My dogs left, not long after you. You were right; they were like kids; they had souls; I won't be able to think of them and not feel like there is a rock in my heart. I remember our trips in the work trucks, the animals we picked up and saved, the cats you fed and sheltered. I've begun leaving cat food out at night for the strays out here. There are three that come now. They look in at me and I look back at them and I hope they trust me. (I really hope they trust me because my vet has agreed to spay them once I lure them into a cage.) I like being the place where the most innocent of souls know they can find a bit of food and some shelter. I know you know what I mean.
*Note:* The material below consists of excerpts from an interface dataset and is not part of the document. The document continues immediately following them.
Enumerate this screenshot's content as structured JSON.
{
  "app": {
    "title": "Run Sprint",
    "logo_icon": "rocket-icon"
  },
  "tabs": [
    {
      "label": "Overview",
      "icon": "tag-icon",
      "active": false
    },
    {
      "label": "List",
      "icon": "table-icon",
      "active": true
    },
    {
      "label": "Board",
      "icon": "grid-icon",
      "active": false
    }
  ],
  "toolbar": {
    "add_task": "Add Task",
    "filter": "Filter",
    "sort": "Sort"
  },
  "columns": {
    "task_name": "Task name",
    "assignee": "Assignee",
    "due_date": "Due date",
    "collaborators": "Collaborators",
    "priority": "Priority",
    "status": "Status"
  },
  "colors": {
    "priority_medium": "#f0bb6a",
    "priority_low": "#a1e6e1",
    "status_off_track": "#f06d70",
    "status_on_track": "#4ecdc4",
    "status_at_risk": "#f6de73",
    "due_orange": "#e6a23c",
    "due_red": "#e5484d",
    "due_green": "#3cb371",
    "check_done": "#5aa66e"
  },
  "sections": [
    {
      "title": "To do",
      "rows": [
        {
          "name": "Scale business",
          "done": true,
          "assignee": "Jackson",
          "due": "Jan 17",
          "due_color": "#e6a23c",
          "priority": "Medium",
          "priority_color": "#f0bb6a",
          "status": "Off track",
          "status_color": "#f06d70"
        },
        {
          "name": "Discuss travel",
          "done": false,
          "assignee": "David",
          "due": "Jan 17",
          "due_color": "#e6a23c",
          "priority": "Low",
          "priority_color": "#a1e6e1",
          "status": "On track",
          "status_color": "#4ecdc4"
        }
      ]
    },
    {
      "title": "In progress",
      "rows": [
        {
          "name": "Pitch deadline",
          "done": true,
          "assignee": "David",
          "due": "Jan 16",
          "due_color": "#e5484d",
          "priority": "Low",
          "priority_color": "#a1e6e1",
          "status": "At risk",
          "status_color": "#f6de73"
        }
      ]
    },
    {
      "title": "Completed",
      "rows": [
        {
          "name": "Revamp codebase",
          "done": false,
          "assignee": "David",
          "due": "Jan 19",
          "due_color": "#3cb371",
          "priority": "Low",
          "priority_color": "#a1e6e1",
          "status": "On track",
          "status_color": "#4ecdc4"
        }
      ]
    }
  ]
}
Big A is the athlete that we'd suspected she'd be. More so, than I'd thought. She doesn't have the patience to listen when I try to explain the logic, the thinking behind the plays; she doesn't want to hear it from me. I wish you were here to tell her. I know she wishes that, too. She's grown, nearly as tall as me. She's bright, brighter than me. She's harder around the edges and she doesn't like to show emotions and that's difficult for me and more so for her, I suspect.

Little A is growing and has a soul that is thousands of years old. She knows things she shouldn't possibly know, says things beyond her years; beyond the years of many. She crosses her fingers one over the other, picks at parts of herself until she bleeds, smiles fake smiles to cover fear, has to stand to do her work and doesn't like bright lights, loud noises, new people or new things, but she fiercely loves what she loves and when she feels safe she is the most alive and funny person I've ever met. I'm terrified of people crushing her. Terrified. She remembers you, which most would think odd, but not me. She recalls the last time you two shared a meal before Christmas. She remembers the bench you sat on. She remembers your plate and your discussion of what good food is. She says, "I remembers his voice, ma." And her blue eyes cloud over when we talk of you in Heaven now, but then she will say that she knows that Smoosh and Jessie are with you and I believe her.

Gram is a lifetime older. It breaks me each time I see her, which isn't enough. Her voice is distant and her letters are sad and it makes me remember the day as a child that Dzia-Dzia and I were swinging on that green swing in the gardens and he said that if he could have anything, he would leave the world with Busi at the same time. I didn't understand it then. I do now. Gram swears that she hears you and feels you; I believe that she does. I believe that we all do.

This month is hard for most anyone, I think. It was hard on Thursday when I finally sat down that night and looked at what the date on the calendar actually was. Your birthday. I choked back a sob. I keep waiting for the grief to not be so sudden and violent, but it still is most times when it sneaks up on me.

I'm blessed, I know. My life is good; I am doing a job that I love, my children are well, I have many wonderful friends. I feel like I should be happier, but I don't know how; I don't think that the idea of happiness that I have will come back again. Pure happiness, in my heart, is a girl with her head stuck out the window of a truck, grinning from ear to ear, remnants of an orange push-up getting glued to her face, the Tigers on the radio. I'm trying to create that girl for my girls; I think that is the only way and I wish that you were here to tell me I were right or that I think too much.

I love you still and miss you madly.